7.15 Damien Berry, RB, Miami 7.15 Nathan Enderle, QB, Idaho
7.32 Eugene Clifford, S, Tennessee State 7.32 Scott Lutrus, ILB, Uconn

MockThree

RapidMock

Pick Player Pick Player
1.08 Cam Newton, QB, Auburn 1.15 Mike Pouncey, OG/C, Florida
1.25 Mark Ingram, RB, Alabama 3.07 Mikel Leshoure, RB, Illinois
2.29 Marcus Cannon, OT/OG, TCU 4.30 D.J. Williams, TE, Arkansas
3.22 Edmond Gates, WR, Abilene Christian 5.10 Pat Devlin, QB, Delaware
 5.16  Virgil Green, TE, Nevada 5.27 Denarius Moore, WR, Tennessee
 6.01  Johnny White, RB, North Carolina 7.8 Johnny White, RB, North Carolina
 7.07 Andrew Jackson, OG, Fresno State 7.14 Rob Housler, TE, Florida Atlantic
 7.32 Mario Harvey, LB, Marshall 7.15 Jah Reid, OT, Central Florida
7.32 Joe Lefeged, S, Rutgers

Read more…

Miami Dolphins Draft – Mock One

April 4, 2011 11 comments

Thanks to the efforts of Brandon Nall, a bunch of us recently participated in a 7-round mock draft via Twitter, named Mock One. We allowed trades in this draft, which I personally think is more realistic than a mock draft with zero trades.
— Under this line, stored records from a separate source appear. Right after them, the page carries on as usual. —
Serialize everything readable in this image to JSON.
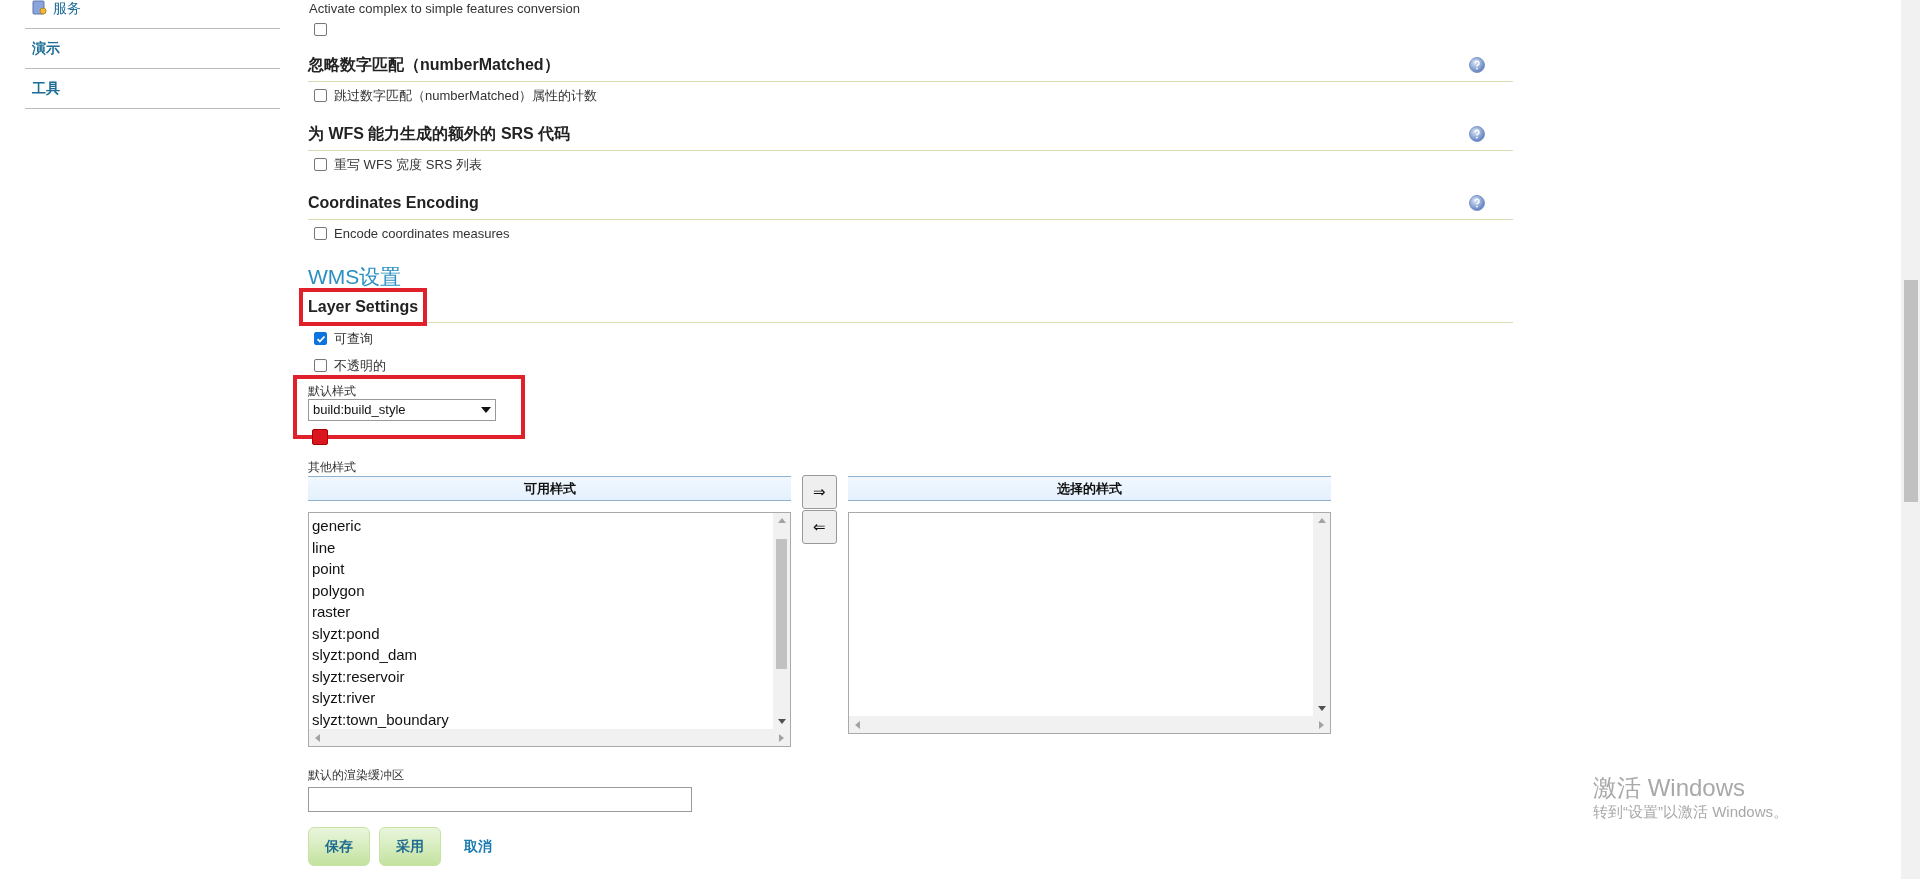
{
  "sidebar": {
    "items": [
      {
        "kind": "icon-link",
        "label": "服务"
      },
      {
        "kind": "link",
        "label": "演示"
      },
      {
        "kind": "link",
        "label": "工具"
      }
    ]
  },
  "wfs_tail": {
    "caption": "Activate complex to simple features conversion",
    "checked": false
  },
  "sections": [
    {
      "title": "忽略数字匹配（numberMatched）",
      "help": true,
      "options": [
        {
          "label": "跳过数字匹配（numberMatched）属性的计数",
          "checked": false
        }
      ]
    },
    {
      "title": "为 WFS 能力生成的额外的 SRS 代码",
      "help": true,
      "options": [
        {
          "label": "重写 WFS 宽度 SRS 列表",
          "checked": false
        }
      ]
    },
    {
      "title": "Coordinates Encoding",
      "help": true,
      "options": [
        {
          "label": "Encode coordinates measures",
          "checked": false
        }
      ]
    }
  ],
  "wms": {
    "title": "WMS设置",
    "layer_settings": {
      "title": "Layer Settings",
      "highlighted": true,
      "options": [
        {
          "label": "可查询",
          "checked": true
        },
        {
          "label": "不透明的",
          "checked": false
        }
      ],
      "default_style": {
        "label": "默认样式",
        "value": "build:build_style",
        "highlighted": true
      },
      "other_styles": {
        "label": "其他样式",
        "available": {
          "header": "可用样式",
          "items": [
            "generic",
            "line",
            "point",
            "polygon",
            "raster",
            "slyzt:pond",
            "slyzt:pond_dam",
            "slyzt:reservoir",
            "slyzt:river",
            "slyzt:town_boundary"
          ]
        },
        "move_right": "⇒",
        "move_left": "⇐",
        "selected": {
          "header": "选择的样式"
        }
      },
      "render_buffer": {
        "label": "默认的渲染缓冲区"
      }
    }
  },
  "actions": [
    {
      "kind": "button",
      "label": "保存"
    },
    {
      "kind": "button",
      "label": "采用"
    },
    {
      "kind": "link",
      "label": "取消"
    }
  ],
  "os_notice": {
    "title": "激活 Windows",
    "subtitle": "转到“设置”以激活 Windows。"
  }
}
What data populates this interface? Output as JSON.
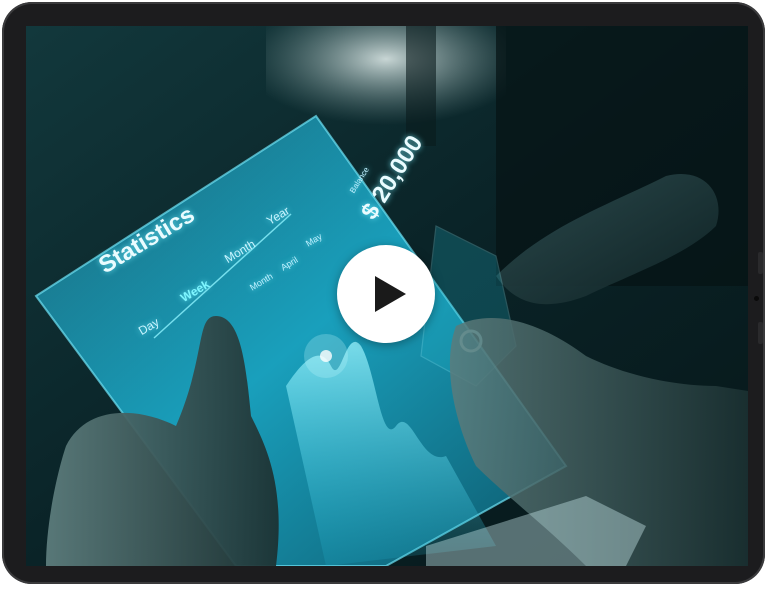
{
  "video": {
    "play_icon": "play-icon",
    "play_button_color": "#ffffff",
    "play_icon_color": "#1a1a1a"
  },
  "tablet_ui": {
    "title": "Statistics",
    "tabs": [
      "Day",
      "Week",
      "Month",
      "Year"
    ],
    "active_tab": "Week",
    "sub_tabs": [
      "Month",
      "April",
      "May"
    ],
    "amount": "$ 20,000",
    "amount_label": "Balance"
  },
  "frame": {
    "bezel_color": "#1c1c1e"
  }
}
For realism, we were only allowed to trade draft picks, which is the current situation with the lockout. The GMs may or may not have been way off base as to what teams might actually do, but all in all I think we did a pretty good job. Last year there were 42 trades involving draft picks, whereas we made only 30 (albeit a lot in the first two rounds).

I participated as the GM for the Miami Dolphins, and here are my results:
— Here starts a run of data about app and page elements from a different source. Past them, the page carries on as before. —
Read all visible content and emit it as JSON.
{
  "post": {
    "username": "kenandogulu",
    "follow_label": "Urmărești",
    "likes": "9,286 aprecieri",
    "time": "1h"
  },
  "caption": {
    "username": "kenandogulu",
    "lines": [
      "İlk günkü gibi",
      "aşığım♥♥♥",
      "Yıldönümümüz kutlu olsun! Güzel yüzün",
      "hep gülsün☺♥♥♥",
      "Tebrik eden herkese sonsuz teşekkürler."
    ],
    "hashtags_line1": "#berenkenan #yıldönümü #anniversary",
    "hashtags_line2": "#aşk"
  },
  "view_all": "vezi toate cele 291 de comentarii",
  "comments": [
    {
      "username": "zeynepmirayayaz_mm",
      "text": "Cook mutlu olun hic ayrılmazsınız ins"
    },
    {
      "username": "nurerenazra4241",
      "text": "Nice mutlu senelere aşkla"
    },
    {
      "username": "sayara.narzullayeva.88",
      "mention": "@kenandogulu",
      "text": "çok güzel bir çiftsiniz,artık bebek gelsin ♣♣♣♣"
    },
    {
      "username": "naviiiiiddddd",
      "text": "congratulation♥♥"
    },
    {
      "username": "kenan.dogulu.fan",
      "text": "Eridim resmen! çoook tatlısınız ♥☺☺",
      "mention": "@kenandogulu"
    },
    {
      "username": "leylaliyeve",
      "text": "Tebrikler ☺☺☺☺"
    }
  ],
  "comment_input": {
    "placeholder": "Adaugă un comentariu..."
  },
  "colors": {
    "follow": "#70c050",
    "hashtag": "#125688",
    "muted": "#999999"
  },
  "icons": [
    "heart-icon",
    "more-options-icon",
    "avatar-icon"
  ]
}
1.24 – Ryan Mallett, QB, Arkansas

I was able to trade down twice to this pick, which turned out to be a huge boon for several reasons. I not only gained a second and third round pick, but I was able to draft a player at the top of my list despite moving to the bottom of the first round. Here is what I posted about Mallett after I drafted him:
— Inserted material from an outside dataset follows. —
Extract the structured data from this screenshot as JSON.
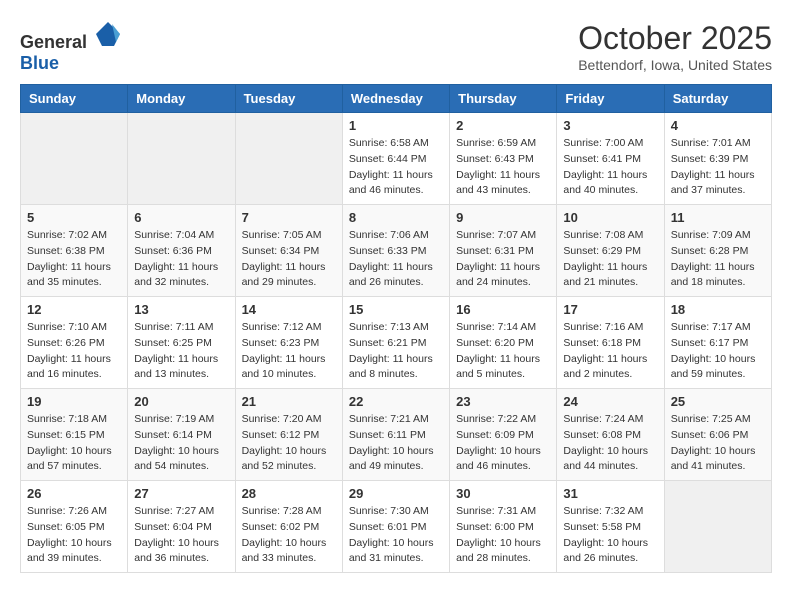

With the 24th pick in the 2011 NFL Draft, the Miami Dolphins take Ryan Mallett, QB, Arkansas. The fourth quarterback off the board, we feel he had top 5 potential before off-field rumors and questions about his athleticism dramatically reduced his draft stock. We do not put much stock in rumors, and his on-the-field positives far outweigh the negatives. While Mark Ingram was also available, we felt the potential franchise quarterback was much more important than the talented running back.

After trading down twice to the 24th pick, the Dolphins feel great about the picks we gained in the 2nd and 3rd rounds. Feeling we can now effectively fill other needs in the early rounds of the draft, taking Ryan Mallett became the increasingly clear choice as our pick approached, especially with teams needing a quarterback picking soon after us. We are excited to welcome the next great Dolphins quarterback to Miami! Read more…